procedure

 (camera-ray-dir t [ #:width width #:height height #:z-near z-near #:z-far z-far #:fov fov]) → (-> Real Real Dir)
t : Affine
width : Integer = (current-pict3d-width)
height : Integer = (current-pict3d-height)
z-near : Real = (current-pict3d-z-near)
z-far : Real = (current-pict3d-z-far)
fov : Real = (current-pict3d-fov)
Creates a function that accepts screen coordinates and returns the direction of the ray from the camera’s origin to those coordinates in the camera’s local coordinate space.

If (<= 0 x width) and (<= 0 y height), then the position (pos+ (affine-origin t) ((camera-ray-dir t) x y)) lies on the z-near plane.

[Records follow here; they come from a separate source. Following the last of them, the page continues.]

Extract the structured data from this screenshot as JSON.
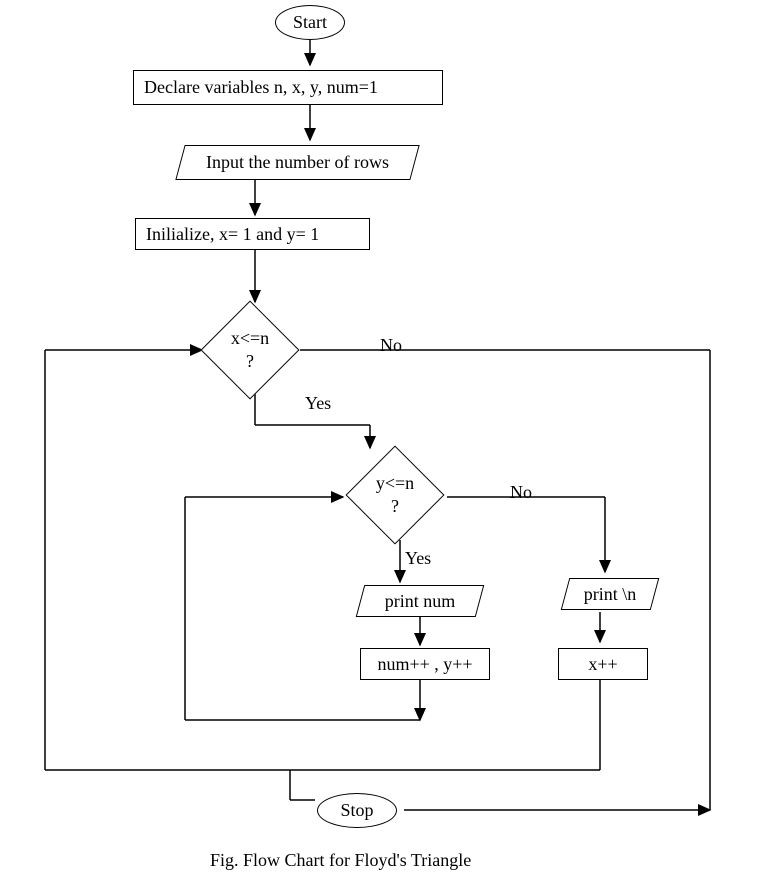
{
  "flowchart": {
    "start": "Start",
    "declare": "Declare variables n, x, y, num=1",
    "input": "Input the number of rows",
    "initialize": "Inilialize, x= 1 and y= 1",
    "decision1": "x<=n",
    "decision1_q": "?",
    "decision2": "y<=n",
    "decision2_q": "?",
    "print_num": "print num",
    "increment_num": "num++ , y++",
    "print_newline": "print \\n",
    "increment_x": "x++",
    "stop": "Stop",
    "yes": "Yes",
    "no": "No",
    "caption": "Fig. Flow Chart for Floyd's Triangle"
  }
}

A common use of camera-ray-dir is to find objects under a mouse cursor in a rendered Pict3D.

A less common use is to build a ray tracer in very few lines of code, such as the following.

 > (define p (combine (cube origin 1/2) (for*/list ([i  (in-range -1 2)] [j  (in-range -1 2)] [k  (in-range -1 2)]) (sphere (pos (* 0.35 i) (* 0.35 j) (* 0.35 k)) 0.2))))
> p > (define t ((current-pict3d-auto-camera) p))
> (define v0 (affine-origin t))
> (define ray-dir (camera-ray-dir t))
> (define l (pos 1.0 1.5 2.0))
> (require images/flomap)
 > (flomap->bitmap (build-flomap 1 (current-pict3d-width) (current-pict3d-height) ; for each screen coordinate on a grayscale surface... (λ (_ x y) ; trace from the camera origin through the screen at x,y (define-values (v n) (trace/normal p v0 (ray-dir (+ x 0.5) (+ y 0.5)))) (cond [(and v n) ; direction from surface point to light source (define dl (pos- l v)) ; distance squared to light source (define m^2 (dir-dist^2 dl)) ; 3.0 brightness, inverse-square attenuation (define a (/ 3.0 m^2)) ; Lambert's cosine law (fully diffuse material) (define b (max 0.0 (/ (dir-dot n dl) (sqrt m^2)))) ; compute brightness, apply gamma correction (expt (* a b) (/ 1.0 2.2))] [else  0.0]))))